environment.ts
enviroment.prod.ts

environment.prod.ts looks like this by default.
export const environment = {
production: true
};

src/main.ts references this configuration in a newly scaffolded project.
import { environment } from ‘./environments/environment’;

if (environment.production) {
enableProdMode();
}

Notice the environment object is always imported from ./environments/environment but we have different files per environment?

The solution is quite simple.
After the AOT compiler runs and outputs JavaScript to the out-tsc directory but before the application is bundled we have to swap the files.
cp out-tsc/src/environment/environment.prod.js out-tsc/src/environment/environment.js

The above snippet uses the cp Unix command to copy the production environment file to the default environment.js.
After the environment.js file is replaced with the current environment, the application is bundled and all references to environment in the app correspond to the correct environment.
Create a new function called handleEnvironment and pass in the options as an argument.
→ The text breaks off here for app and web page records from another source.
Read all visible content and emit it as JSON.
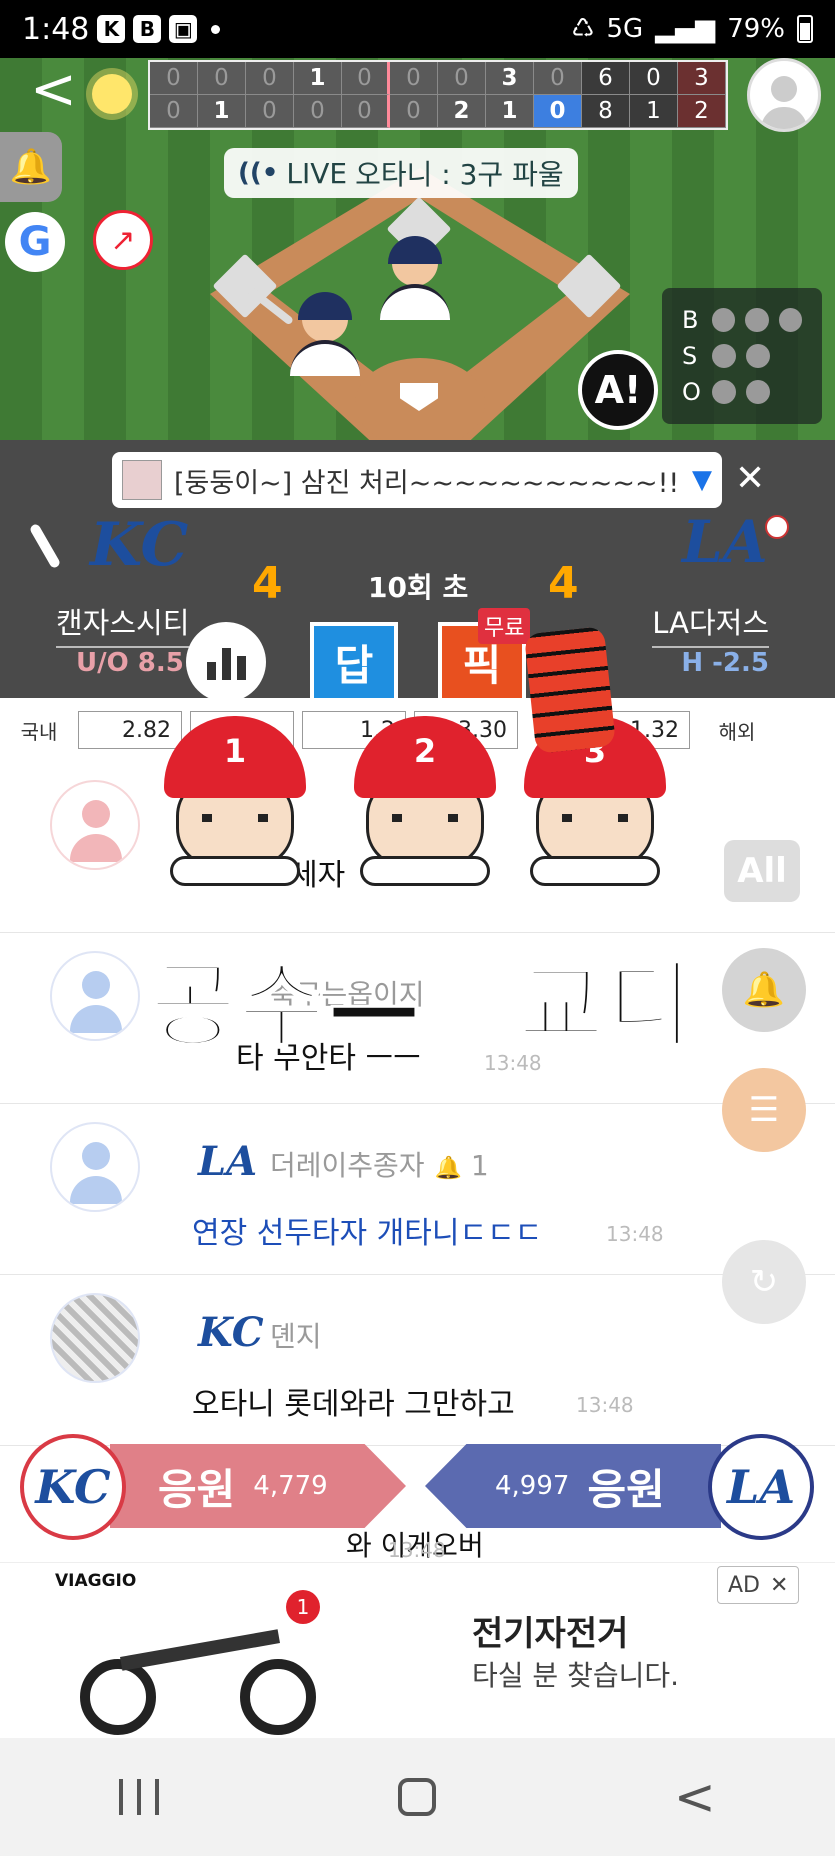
{
  "status_bar": {
    "time": "1:48",
    "badges": [
      "K",
      "B"
    ],
    "network": "5G",
    "battery": "79%"
  },
  "scoreboard": {
    "away_innings": [
      "0",
      "0",
      "0",
      "1",
      "0",
      "0",
      "0",
      "3",
      "0"
    ],
    "away_totals": [
      "6",
      "0",
      "3"
    ],
    "home_innings": [
      "0",
      "1",
      "0",
      "0",
      "0",
      "0",
      "2",
      "1",
      "0"
    ],
    "home_totals": [
      "8",
      "1",
      "2"
    ]
  },
  "live": {
    "label": "LIVE",
    "text": "오타니 : 3구 파울"
  },
  "bso": {
    "b": "B",
    "s": "S",
    "o": "O"
  },
  "ai_button": "A!",
  "notice": {
    "text": "[둥둥이~] 삼진 처리~~~~~~~~~~~!!! 교"
  },
  "game": {
    "inning": "10회 초",
    "away": {
      "name": "캔자스시티",
      "score": "4",
      "odds": "U/O 8.5",
      "logo": "KC"
    },
    "home": {
      "name": "LA다저스",
      "score": "4",
      "odds": "H -2.5",
      "logo": "LA"
    },
    "answer_button": "답",
    "pick_button": "픽",
    "free_tag": "무료"
  },
  "odds_row": {
    "domestic_label": "국내",
    "overseas_label": "해외",
    "values": [
      "2.82",
      "",
      "1.2",
      "3.30",
      "1.32"
    ]
  },
  "overlay": {
    "caps": [
      "1",
      "2",
      "3"
    ],
    "left_word": "공수—",
    "right_word": "교디"
  },
  "chat": [
    {
      "nick": "",
      "text": "세자",
      "time": "",
      "style": "pink",
      "logo": ""
    },
    {
      "nick": "축구는옵이지",
      "text": "타 무안타 ㅡㅡ",
      "time": "13:48",
      "style": "blue",
      "logo": ""
    },
    {
      "nick": "더레이추종자",
      "text": "연장 선두타자 개타니ㄷㄷㄷ",
      "time": "13:48",
      "style": "blue",
      "logo": "LA",
      "bell_count": "1"
    },
    {
      "nick": "뎬지",
      "text": "오타니 롯데와라 그만하고",
      "time": "13:48",
      "style": "photo",
      "logo": "KC"
    },
    {
      "nick": "",
      "text": "와 이게오버",
      "time": "13:48",
      "style": "blue",
      "logo": ""
    }
  ],
  "float_all": "All",
  "cheer": {
    "away_label": "응원",
    "away_count": "4,779",
    "home_label": "응원",
    "home_count": "4,997"
  },
  "ad": {
    "brand": "VIAGGIO",
    "title": "전기자전거",
    "subtitle": "타실 분 찾습니다.",
    "tag": "AD",
    "badge": "1"
  },
  "colors": {
    "accent_blue": "#3d7fe0",
    "kc_blue": "#1d4e9e",
    "away_cheer": "#e08088",
    "home_cheer": "#5b6ab0",
    "score_orange": "#ffa800"
  }
}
The function is like the others so far, it returns an Observable.
export function handleEnvironment(
options:ClosureBuilderSchema,
context: BuilderContext
): Observable<{}> {

}
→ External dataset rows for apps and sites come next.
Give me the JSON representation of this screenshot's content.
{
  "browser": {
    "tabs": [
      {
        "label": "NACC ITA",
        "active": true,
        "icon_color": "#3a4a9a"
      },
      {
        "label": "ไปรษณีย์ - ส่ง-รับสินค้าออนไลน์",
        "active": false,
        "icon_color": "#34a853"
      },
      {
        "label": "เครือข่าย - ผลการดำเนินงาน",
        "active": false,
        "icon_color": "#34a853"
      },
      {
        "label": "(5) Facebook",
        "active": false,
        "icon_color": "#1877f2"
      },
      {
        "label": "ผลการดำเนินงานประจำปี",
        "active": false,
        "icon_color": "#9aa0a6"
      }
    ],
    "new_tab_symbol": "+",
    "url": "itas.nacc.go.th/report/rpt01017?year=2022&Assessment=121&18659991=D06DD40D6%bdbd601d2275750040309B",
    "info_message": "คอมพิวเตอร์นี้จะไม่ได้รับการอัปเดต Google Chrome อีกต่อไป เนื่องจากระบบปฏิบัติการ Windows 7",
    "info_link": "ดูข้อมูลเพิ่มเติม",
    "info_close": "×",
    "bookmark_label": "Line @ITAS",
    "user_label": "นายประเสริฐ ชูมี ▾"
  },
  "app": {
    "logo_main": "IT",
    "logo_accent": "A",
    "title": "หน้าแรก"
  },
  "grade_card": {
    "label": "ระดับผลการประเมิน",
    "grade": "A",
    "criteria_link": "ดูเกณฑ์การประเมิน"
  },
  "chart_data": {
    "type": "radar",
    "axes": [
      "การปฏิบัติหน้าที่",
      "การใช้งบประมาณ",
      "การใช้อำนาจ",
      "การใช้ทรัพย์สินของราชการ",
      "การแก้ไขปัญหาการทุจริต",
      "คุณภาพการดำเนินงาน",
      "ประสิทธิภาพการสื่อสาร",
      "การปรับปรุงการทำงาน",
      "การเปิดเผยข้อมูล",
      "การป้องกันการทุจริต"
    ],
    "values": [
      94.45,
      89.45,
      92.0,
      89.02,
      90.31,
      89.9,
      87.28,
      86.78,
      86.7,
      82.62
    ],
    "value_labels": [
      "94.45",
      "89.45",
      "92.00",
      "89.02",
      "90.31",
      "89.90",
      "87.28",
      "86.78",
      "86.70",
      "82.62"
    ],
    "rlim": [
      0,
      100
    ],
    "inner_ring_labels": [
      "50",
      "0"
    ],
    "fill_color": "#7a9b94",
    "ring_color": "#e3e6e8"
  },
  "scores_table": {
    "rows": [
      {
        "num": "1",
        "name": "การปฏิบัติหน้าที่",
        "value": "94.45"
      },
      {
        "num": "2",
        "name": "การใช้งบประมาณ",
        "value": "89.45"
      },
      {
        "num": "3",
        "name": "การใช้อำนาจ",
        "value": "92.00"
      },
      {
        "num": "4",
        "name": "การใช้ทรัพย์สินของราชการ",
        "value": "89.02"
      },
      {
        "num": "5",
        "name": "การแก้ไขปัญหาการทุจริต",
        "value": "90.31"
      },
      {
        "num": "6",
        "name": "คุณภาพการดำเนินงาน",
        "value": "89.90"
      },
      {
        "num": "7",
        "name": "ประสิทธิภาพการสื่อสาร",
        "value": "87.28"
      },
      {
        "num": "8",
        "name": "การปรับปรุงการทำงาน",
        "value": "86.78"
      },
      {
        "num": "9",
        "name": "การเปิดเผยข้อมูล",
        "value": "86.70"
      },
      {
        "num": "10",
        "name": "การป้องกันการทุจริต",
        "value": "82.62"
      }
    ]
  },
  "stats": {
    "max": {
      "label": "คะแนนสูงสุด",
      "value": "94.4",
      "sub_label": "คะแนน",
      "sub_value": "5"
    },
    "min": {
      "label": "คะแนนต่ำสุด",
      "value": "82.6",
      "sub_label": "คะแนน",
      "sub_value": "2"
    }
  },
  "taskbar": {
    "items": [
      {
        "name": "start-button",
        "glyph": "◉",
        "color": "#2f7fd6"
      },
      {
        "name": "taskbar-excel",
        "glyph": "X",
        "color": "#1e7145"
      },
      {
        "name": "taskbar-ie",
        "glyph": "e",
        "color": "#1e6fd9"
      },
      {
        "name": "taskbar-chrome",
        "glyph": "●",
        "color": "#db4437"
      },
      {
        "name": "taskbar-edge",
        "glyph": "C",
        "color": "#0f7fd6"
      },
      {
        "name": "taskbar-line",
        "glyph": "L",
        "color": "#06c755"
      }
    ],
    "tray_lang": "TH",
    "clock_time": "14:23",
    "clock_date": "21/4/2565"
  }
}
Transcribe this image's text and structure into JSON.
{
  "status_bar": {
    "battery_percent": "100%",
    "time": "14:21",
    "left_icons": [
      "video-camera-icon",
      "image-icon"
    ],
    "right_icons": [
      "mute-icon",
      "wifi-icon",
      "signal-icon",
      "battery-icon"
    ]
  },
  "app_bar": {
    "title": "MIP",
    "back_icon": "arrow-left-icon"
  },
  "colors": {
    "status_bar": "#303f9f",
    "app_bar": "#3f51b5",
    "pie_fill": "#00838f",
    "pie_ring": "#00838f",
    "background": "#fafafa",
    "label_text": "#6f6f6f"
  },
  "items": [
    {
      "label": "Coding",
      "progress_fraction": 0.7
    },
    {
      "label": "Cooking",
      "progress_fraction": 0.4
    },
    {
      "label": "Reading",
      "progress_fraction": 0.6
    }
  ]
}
If we have env defined as an option in the schema.json.
“env": {
"type": "string",
"description": "Environment to build for (defaults to prod)."
}
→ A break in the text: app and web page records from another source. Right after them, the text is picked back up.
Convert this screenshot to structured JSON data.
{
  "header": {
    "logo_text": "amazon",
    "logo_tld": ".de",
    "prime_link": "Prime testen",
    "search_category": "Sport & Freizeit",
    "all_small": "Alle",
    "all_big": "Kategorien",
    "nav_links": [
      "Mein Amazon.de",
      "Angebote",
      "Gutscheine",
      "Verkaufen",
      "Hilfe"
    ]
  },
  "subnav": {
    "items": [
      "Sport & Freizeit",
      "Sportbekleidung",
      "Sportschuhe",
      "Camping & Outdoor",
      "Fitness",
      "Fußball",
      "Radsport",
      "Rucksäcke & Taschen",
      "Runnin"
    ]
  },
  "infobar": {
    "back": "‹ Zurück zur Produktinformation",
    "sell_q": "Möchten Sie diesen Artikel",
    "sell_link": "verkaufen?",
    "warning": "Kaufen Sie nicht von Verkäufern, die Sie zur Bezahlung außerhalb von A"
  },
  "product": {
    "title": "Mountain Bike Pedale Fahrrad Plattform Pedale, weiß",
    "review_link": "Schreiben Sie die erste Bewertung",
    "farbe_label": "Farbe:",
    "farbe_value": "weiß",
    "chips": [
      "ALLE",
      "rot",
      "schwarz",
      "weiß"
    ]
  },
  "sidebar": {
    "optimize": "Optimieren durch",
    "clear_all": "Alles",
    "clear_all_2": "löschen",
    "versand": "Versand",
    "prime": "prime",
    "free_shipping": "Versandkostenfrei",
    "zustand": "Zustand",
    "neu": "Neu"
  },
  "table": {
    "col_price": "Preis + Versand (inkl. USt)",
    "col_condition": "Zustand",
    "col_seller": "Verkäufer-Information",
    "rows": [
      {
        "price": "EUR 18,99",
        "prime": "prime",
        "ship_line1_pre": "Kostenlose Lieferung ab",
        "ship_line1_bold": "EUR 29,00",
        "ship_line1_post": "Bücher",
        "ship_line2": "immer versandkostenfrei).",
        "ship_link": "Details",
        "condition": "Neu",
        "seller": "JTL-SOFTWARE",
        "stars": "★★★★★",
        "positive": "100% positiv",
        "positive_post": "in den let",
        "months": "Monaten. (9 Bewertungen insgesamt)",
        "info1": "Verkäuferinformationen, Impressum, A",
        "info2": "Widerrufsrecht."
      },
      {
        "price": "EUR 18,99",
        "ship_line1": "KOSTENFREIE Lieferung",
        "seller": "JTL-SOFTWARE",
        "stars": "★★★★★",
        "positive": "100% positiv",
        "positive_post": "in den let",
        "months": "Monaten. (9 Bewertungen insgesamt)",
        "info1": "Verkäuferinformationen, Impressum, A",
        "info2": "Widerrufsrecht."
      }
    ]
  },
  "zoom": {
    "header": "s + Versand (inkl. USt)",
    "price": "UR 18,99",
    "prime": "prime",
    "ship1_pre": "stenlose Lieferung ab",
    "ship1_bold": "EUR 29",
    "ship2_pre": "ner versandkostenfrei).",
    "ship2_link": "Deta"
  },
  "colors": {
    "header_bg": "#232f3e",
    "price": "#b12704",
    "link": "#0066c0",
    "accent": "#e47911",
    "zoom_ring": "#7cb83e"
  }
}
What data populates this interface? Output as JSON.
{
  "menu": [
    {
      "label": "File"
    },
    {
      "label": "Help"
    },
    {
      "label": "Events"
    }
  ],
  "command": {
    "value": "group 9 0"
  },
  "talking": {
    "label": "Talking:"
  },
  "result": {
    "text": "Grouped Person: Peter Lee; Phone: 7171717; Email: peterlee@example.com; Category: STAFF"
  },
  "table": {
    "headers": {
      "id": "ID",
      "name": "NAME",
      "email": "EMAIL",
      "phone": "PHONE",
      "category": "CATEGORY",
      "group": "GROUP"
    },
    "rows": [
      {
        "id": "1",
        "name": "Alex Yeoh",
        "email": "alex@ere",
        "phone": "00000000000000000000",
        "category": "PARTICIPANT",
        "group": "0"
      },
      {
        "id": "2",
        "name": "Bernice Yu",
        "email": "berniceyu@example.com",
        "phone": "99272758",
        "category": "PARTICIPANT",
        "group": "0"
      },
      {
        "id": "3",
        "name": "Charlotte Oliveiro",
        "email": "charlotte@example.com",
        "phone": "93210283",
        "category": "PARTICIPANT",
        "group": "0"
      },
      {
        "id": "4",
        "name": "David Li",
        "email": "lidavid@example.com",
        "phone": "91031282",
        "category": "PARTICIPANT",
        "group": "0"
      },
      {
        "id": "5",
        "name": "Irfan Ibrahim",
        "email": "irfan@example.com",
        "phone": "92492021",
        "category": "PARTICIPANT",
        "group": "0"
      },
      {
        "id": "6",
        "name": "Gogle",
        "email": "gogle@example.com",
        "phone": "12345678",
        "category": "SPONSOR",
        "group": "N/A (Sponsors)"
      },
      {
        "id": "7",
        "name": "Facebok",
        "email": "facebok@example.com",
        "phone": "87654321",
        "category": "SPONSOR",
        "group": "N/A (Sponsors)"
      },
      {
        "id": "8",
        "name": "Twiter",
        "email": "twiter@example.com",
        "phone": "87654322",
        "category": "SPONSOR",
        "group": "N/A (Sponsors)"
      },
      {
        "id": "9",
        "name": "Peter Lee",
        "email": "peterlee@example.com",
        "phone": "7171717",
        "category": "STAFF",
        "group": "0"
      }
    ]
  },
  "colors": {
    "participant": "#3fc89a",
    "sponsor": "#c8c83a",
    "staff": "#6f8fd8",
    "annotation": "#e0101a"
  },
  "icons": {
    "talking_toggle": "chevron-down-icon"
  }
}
We can use the same argument for running this build with the Architect CLI.
architect build_repo:closure_build –env=prod

In the method we just created we can reference the env argument on the options object.
const env = options.env ? options.env : ‘prod’;

To copy the correct environment, we can use a tool available in node called exec.
import { exec } from ‘child_process’;

exec allows you to run bash commands like you normally would in a terminal.
Functions like exec that come packaged with node are promised based. Luckily RxJS Observables are interoperable with Promises. We can use the of method packaged in RxJS to convert exec into an Observable. The finished code is below.
export function handleEnvironment(
options:ClosureBuilderSchema,
context: BuilderContext
): Observable<{}> {

const env = options.env ? options.env : ‘prod’;

return of(exec(‘cp ‘+
normalize(‘out-tsc/src/environments/environment.’ + env + ‘.js’) + ‘ ‘ +
normalize(‘out-tsc/src/environments/environment.js’)
));
}

Add the new method to executeClosure with another call to concatMap. It should feel like a needle and thread at this point.
return of(context).pipe(
concatMap( results => ngc(options, context) ),
concatMap( results => compileMain(options, context)),
concatMap( results => optimizeBuild(options, context)),
concatMap( results => handleEnvironment(options, context)),
concatMap( results => closure(options, context) ),

Take a moment to reflect on the build guru you’ve become. All the steps are now in place for a production build!

In Part 3 of Build Angular Like An Architect we will make our build even more robust and user friendly. We’ll add progress tracking, styled logs and even write some unit tests for the build. See ya then!

Link: https://dev.to/steveblue/build-angular-like-an-architect-part-2-208l